If you have recently acquired a vessel, you must still be familiar with the different boat expressions and documentation. If that is your case, words like “Transport Canada”, “Pleasure Craft License”, or “Port of Registry” may not ring a bell yet, but they will soon do. This article, in particular, will explain to you what papers you need when purchasing your vessel, and what the difference is between license and registration. Read on if you want to find out about the subject!
Definition of a Pleasure Craft License
After purchasing a vessel, and regardless of the use you will give to the boat, if it has a motor with 10 HP of power or more, it will need to be either licensed or registered. While it is going to be up to you to make the decision that is best, you should consider the differences between license and registration.
A Pleasure Craft License, or, plainly, the license is a formal document that helps identify your ship. It does so with a unique identification number that traces a vessel back to its owner. This is particularly useful in the case of an emergency when law enforcement and search and rescue organizations can use this number to locate a vessel. This number must be displayed on both sides of the bow, above the waterline, in block characters cultured in contrast to the bow, and at least 3 inches high.
To get this document, apart from completing the form you will need to supply proof of ownership or bill of sale, valid government-issued identification of each owner, and a full-side view color photo of the pleasure craft. On some occasions, however, a PCL might not be enough for your vessel. Let’s find out when.
When do I Need to Register my Boat?
You will need to register your vessels (either in the Small Vessel Register or the Canadian Register of Vessels) in the following situations:
- If you own a barge or commercial river raft.
- If you intend to travel outside of Canada.
- If your vessel is equipped with a motor whose total power is 7.5 kW (10 horsepower) or more and is used for commercial purposes or was government owned.
- If your vessel has a marine mortgage to be registered with Transport Canada.
Before showing you how you can get any of these documents, let us remind you that it is not possible to have both of them: You need to choose between one and the other.
All of Your Forms in One Place
Now that we have explained the main differences between license and registration, it is time to show you how to get either of them. At Transport Canada both can be processed, although some people may find it inconvenient to have to download the correspondent form from the website, complete it manually, and send it along with the supporting documents to Transport Canada’s offices in Ottawa. Luckily for you, that’s when the National Vessel Registry Center comes into place.

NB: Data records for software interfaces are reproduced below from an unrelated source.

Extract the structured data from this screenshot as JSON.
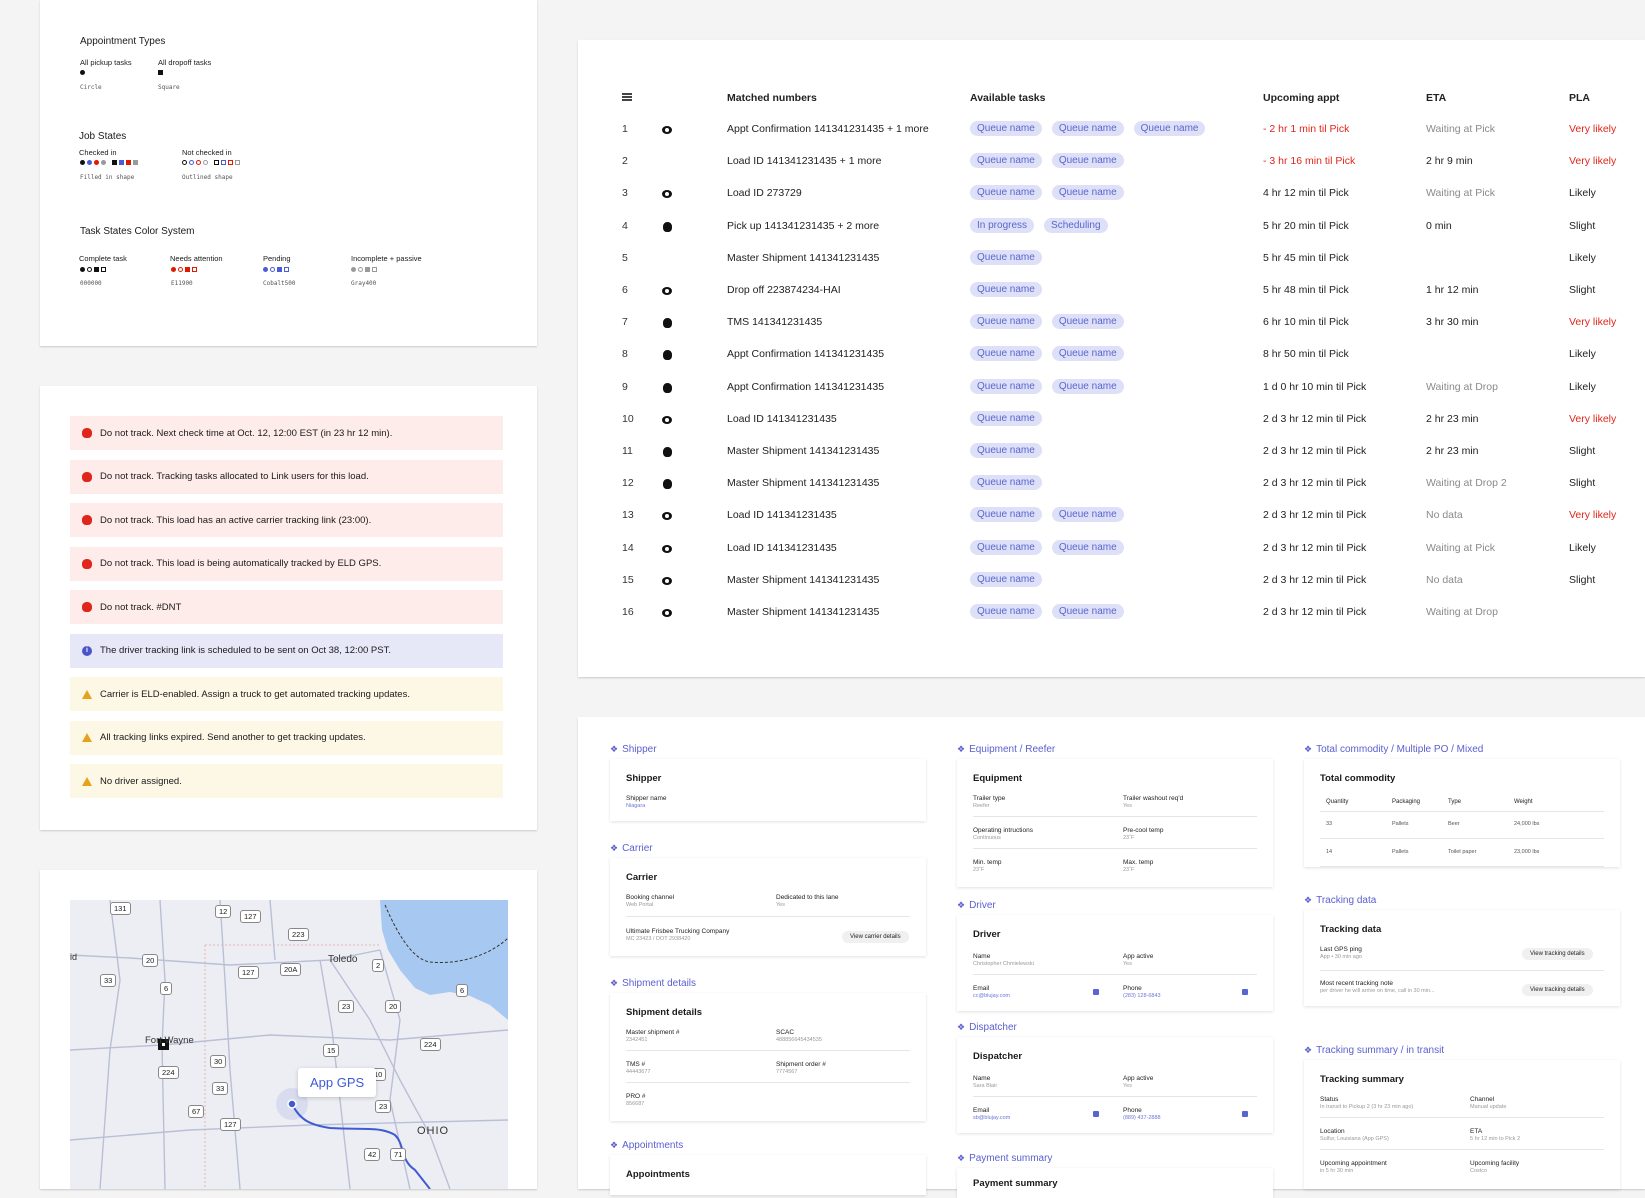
{
  "legend": {
    "appt_types": {
      "title": "Appointment Types",
      "pickup_label": "All pickup tasks",
      "pickup_shape": "Circle",
      "dropoff_label": "All dropoff tasks",
      "dropoff_shape": "Square"
    },
    "job_states": {
      "title": "Job States",
      "checked_in": "Checked in",
      "checked_in_caption": "Filled in shape",
      "not_checked_in": "Not checked in",
      "not_checked_in_caption": "Outlined shape"
    },
    "task_states": {
      "title": "Task States Color System",
      "complete": "Complete task",
      "complete_code": "000000",
      "attention": "Needs attention",
      "attention_code": "E11900",
      "pending": "Pending",
      "pending_code": "Cobalt500",
      "incomplete": "Incomplete + passive",
      "incomplete_code": "Gray400"
    },
    "colors": {
      "black": "#111111",
      "red": "#e11900",
      "blue": "#4a5cd8",
      "gray": "#9a9a9a"
    }
  },
  "banners": [
    {
      "type": "red",
      "icon": "hand-stop-icon",
      "text": "Do not track. Next check time at Oct. 12, 12:00 EST (in 23 hr 12 min)."
    },
    {
      "type": "red",
      "icon": "hand-stop-icon",
      "text": "Do not track. Tracking tasks allocated to Link users for this load."
    },
    {
      "type": "red",
      "icon": "hand-stop-icon",
      "text": "Do not track. This load has an active carrier tracking link (23:00)."
    },
    {
      "type": "red",
      "icon": "hand-stop-icon",
      "text": "Do not track. This load is being automatically tracked by ELD GPS."
    },
    {
      "type": "red",
      "icon": "hand-stop-icon",
      "text": "Do not track. #DNT"
    },
    {
      "type": "blue",
      "icon": "info-icon",
      "text": "The driver tracking link is scheduled to be sent on Oct 38, 12:00 PST."
    },
    {
      "type": "yel",
      "icon": "warning-icon",
      "text": "Carrier is ELD-enabled. Assign a truck to get automated tracking updates."
    },
    {
      "type": "yel",
      "icon": "warning-icon",
      "text": "All tracking links expired. Send another to get tracking updates."
    },
    {
      "type": "yel",
      "icon": "warning-icon",
      "text": "No driver assigned."
    }
  ],
  "map": {
    "tooltip": "App GPS",
    "places": [
      "Toledo",
      "Fort Wayne",
      "OHIO",
      "id"
    ],
    "shields": [
      "131",
      "12",
      "127",
      "223",
      "20",
      "127",
      "20A",
      "2",
      "33",
      "6",
      "6",
      "23",
      "20",
      "Fort Wayne",
      "224",
      "15",
      "224",
      "30",
      "10",
      "33",
      "67",
      "127",
      "23",
      "42",
      "71"
    ]
  },
  "table": {
    "headers": {
      "matched": "Matched numbers",
      "tasks": "Available tasks",
      "appt": "Upcoming appt",
      "eta": "ETA",
      "pla": "PLA"
    },
    "rows": [
      {
        "n": "1",
        "icon": "eye",
        "matched": "Appt Confirmation 141341231435 + 1 more",
        "chips": [
          "Queue name",
          "Queue name",
          "Queue name"
        ],
        "appt": "- 2 hr 1 min til Pick",
        "appt_red": true,
        "eta": "Waiting at Pick",
        "eta_gray": true,
        "pla": "Very likely",
        "pla_red": true
      },
      {
        "n": "2",
        "icon": "",
        "matched": "Load ID 141341231435 + 1 more",
        "chips": [
          "Queue name",
          "Queue name"
        ],
        "appt": "- 3 hr 16 min til Pick",
        "appt_red": true,
        "eta": "2 hr 9 min",
        "eta_gray": false,
        "pla": "Very likely",
        "pla_red": true
      },
      {
        "n": "3",
        "icon": "eye",
        "matched": "Load ID 273729",
        "chips": [
          "Queue name",
          "Queue name"
        ],
        "appt": "4 hr 12 min til Pick",
        "appt_red": false,
        "eta": "Waiting at Pick",
        "eta_gray": true,
        "pla": "Likely",
        "pla_red": false
      },
      {
        "n": "4",
        "icon": "hand",
        "matched": "Pick up 141341231435 + 2 more",
        "chips": [
          "In progress",
          "Scheduling"
        ],
        "appt": "5 hr 20 min til Pick",
        "appt_red": false,
        "eta": "0 min",
        "eta_gray": false,
        "pla": "Slight",
        "pla_red": false
      },
      {
        "n": "5",
        "icon": "",
        "matched": "Master Shipment 141341231435",
        "chips": [
          "Queue name"
        ],
        "appt": "5 hr 45 min til Pick",
        "appt_red": false,
        "eta": "",
        "eta_gray": false,
        "pla": "Likely",
        "pla_red": false
      },
      {
        "n": "6",
        "icon": "eye",
        "matched": "Drop off 223874234-HAI",
        "chips": [
          "Queue name"
        ],
        "appt": "5 hr 48 min til Pick",
        "appt_red": false,
        "eta": "1 hr 12 min",
        "eta_gray": false,
        "pla": "Slight",
        "pla_red": false
      },
      {
        "n": "7",
        "icon": "hand",
        "matched": "TMS 141341231435",
        "chips": [
          "Queue name",
          "Queue name"
        ],
        "appt": "6 hr 10 min til Pick",
        "appt_red": false,
        "eta": "3 hr 30 min",
        "eta_gray": false,
        "pla": "Very likely",
        "pla_red": true
      },
      {
        "n": "8",
        "icon": "hand",
        "matched": "Appt Confirmation 141341231435",
        "chips": [
          "Queue name",
          "Queue name"
        ],
        "appt": "8 hr 50 min til Pick",
        "appt_red": false,
        "eta": "",
        "eta_gray": false,
        "pla": "Likely",
        "pla_red": false
      },
      {
        "n": "9",
        "icon": "hand",
        "matched": "Appt Confirmation 141341231435",
        "chips": [
          "Queue name",
          "Queue name"
        ],
        "appt": "1 d 0 hr 10 min til Pick",
        "appt_red": false,
        "eta": "Waiting at Drop",
        "eta_gray": true,
        "pla": "Likely",
        "pla_red": false
      },
      {
        "n": "10",
        "icon": "eye",
        "matched": "Load ID 141341231435",
        "chips": [
          "Queue name"
        ],
        "appt": "2 d 3 hr 12 min til Pick",
        "appt_red": false,
        "eta": "2 hr 23 min",
        "eta_gray": false,
        "pla": "Very likely",
        "pla_red": true
      },
      {
        "n": "11",
        "icon": "hand",
        "matched": "Master Shipment 141341231435",
        "chips": [
          "Queue name"
        ],
        "appt": "2 d 3 hr 12 min til Pick",
        "appt_red": false,
        "eta": "2 hr 23 min",
        "eta_gray": false,
        "pla": "Slight",
        "pla_red": false
      },
      {
        "n": "12",
        "icon": "hand",
        "matched": "Master Shipment 141341231435",
        "chips": [
          "Queue name"
        ],
        "appt": "2 d 3 hr 12 min til Pick",
        "appt_red": false,
        "eta": "Waiting at Drop 2",
        "eta_gray": true,
        "pla": "Slight",
        "pla_red": false
      },
      {
        "n": "13",
        "icon": "eye",
        "matched": "Load ID 141341231435",
        "chips": [
          "Queue name",
          "Queue name"
        ],
        "appt": "2 d 3 hr 12 min til Pick",
        "appt_red": false,
        "eta": "No data",
        "eta_gray": true,
        "pla": "Very likely",
        "pla_red": true
      },
      {
        "n": "14",
        "icon": "eye",
        "matched": "Load ID 141341231435",
        "chips": [
          "Queue name",
          "Queue name"
        ],
        "appt": "2 d 3 hr 12 min til Pick",
        "appt_red": false,
        "eta": "Waiting at Pick",
        "eta_gray": true,
        "pla": "Likely",
        "pla_red": false
      },
      {
        "n": "15",
        "icon": "eye",
        "matched": "Master Shipment 141341231435",
        "chips": [
          "Queue name"
        ],
        "appt": "2 d 3 hr 12 min til Pick",
        "appt_red": false,
        "eta": "No data",
        "eta_gray": true,
        "pla": "Slight",
        "pla_red": false
      },
      {
        "n": "16",
        "icon": "eye",
        "matched": "Master Shipment 141341231435",
        "chips": [
          "Queue name",
          "Queue name"
        ],
        "appt": "2 d 3 hr 12 min til Pick",
        "appt_red": false,
        "eta": "Waiting at Drop",
        "eta_gray": true,
        "pla": "",
        "pla_red": false
      }
    ]
  },
  "details": {
    "shipper": {
      "section": "Shipper",
      "title": "Shipper",
      "name_label": "Shipper name",
      "name_value": "Niagara"
    },
    "carrier": {
      "section": "Carrier",
      "title": "Carrier",
      "booking_label": "Booking channel",
      "booking_value": "Web Portal",
      "dedicated_label": "Dedicated to this lane",
      "dedicated_value": "Yes",
      "company": "Ultimate Frisbee Trucking Company",
      "mc": "MC 23423 / DOT 2938420",
      "button": "View carrier details"
    },
    "shipment": {
      "section": "Shipment details",
      "title": "Shipment details",
      "master_label": "Master shipment #",
      "master_value": "2342451",
      "scac_label": "SCAC",
      "scac_value": "488856645434535",
      "tms_label": "TMS #",
      "tms_value": "44443677",
      "order_label": "Shipment order #",
      "order_value": "7774567",
      "pro_label": "PRO #",
      "pro_value": "856687"
    },
    "appointments": {
      "section": "Appointments",
      "title": "Appointments"
    },
    "equipment": {
      "section": "Equipment / Reefer",
      "title": "Equipment",
      "trailer_label": "Trailer type",
      "trailer_value": "Reefer",
      "washout_label": "Trailer washout req'd",
      "washout_value": "Yes",
      "ops_label": "Operating intructions",
      "ops_value": "Continuous",
      "precool_label": "Pre-cool temp",
      "precool_value": "23˚F",
      "min_label": "Min. temp",
      "min_value": "23˚F",
      "max_label": "Max. temp",
      "max_value": "23˚F"
    },
    "driver": {
      "section": "Driver",
      "title": "Driver",
      "name_label": "Name",
      "name_value": "Christopher Chmielewski",
      "app_label": "App active",
      "app_value": "Yes",
      "email_label": "Email",
      "email_value": "cc@blujay.com",
      "phone_label": "Phone",
      "phone_value": "(283) 128-6843"
    },
    "dispatcher": {
      "section": "Dispatcher",
      "title": "Dispatcher",
      "name_label": "Name",
      "name_value": "Sara Blair",
      "app_label": "App active",
      "app_value": "Yes",
      "email_label": "Email",
      "email_value": "sb@blujay.com",
      "phone_label": "Phone",
      "phone_value": "(889) 437-2888"
    },
    "payment": {
      "section": "Payment summary",
      "title": "Payment summary"
    },
    "commodity": {
      "section": "Total commodity / Multiple PO / Mixed",
      "title": "Total commodity",
      "headers": [
        "Quantity",
        "Packaging",
        "Type",
        "Weight"
      ],
      "rows": [
        [
          "33",
          "Pallets",
          "Beer",
          "24,000 lbs"
        ],
        [
          "14",
          "Pallets",
          "Toilet paper",
          "23,000 lbs"
        ]
      ]
    },
    "tracking": {
      "section": "Tracking data",
      "title": "Tracking data",
      "ping_label": "Last GPS ping",
      "ping_value": "App • 30 min ago",
      "note_label": "Most recent tracking note",
      "note_value": "per driver he will arrive on time, call in 30 min...",
      "button": "View tracking details"
    },
    "summary": {
      "section": "Tracking summary / in transit",
      "title": "Tracking summary",
      "status_label": "Status",
      "status_value": "In transit to Pickup 2 (3 hr 23 min ago)",
      "channel_label": "Channel",
      "channel_value": "Manual update",
      "location_label": "Location",
      "location_value": "Sulfur, Louisiana (App GPS)",
      "eta_label": "ETA",
      "eta_value": "5 hr 12 min to Pick 2",
      "upappt_label": "Upcoming appointment",
      "upappt_value": "in 5 hr 30 min",
      "upfac_label": "Upcoming facility",
      "upfac_value": "Costco"
    }
  }
}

We are a third-party agency that allows you to get all of the different boat documentation in the same place. Furthermore, you can get your paperwork from the comfort of your house, given that our platform lets you access the documentation completely online. Moreover, you have the peace of mind of knowing that your details will be kept safe given the SSL-encrypted security of our platform. Contact us today and get your papers started!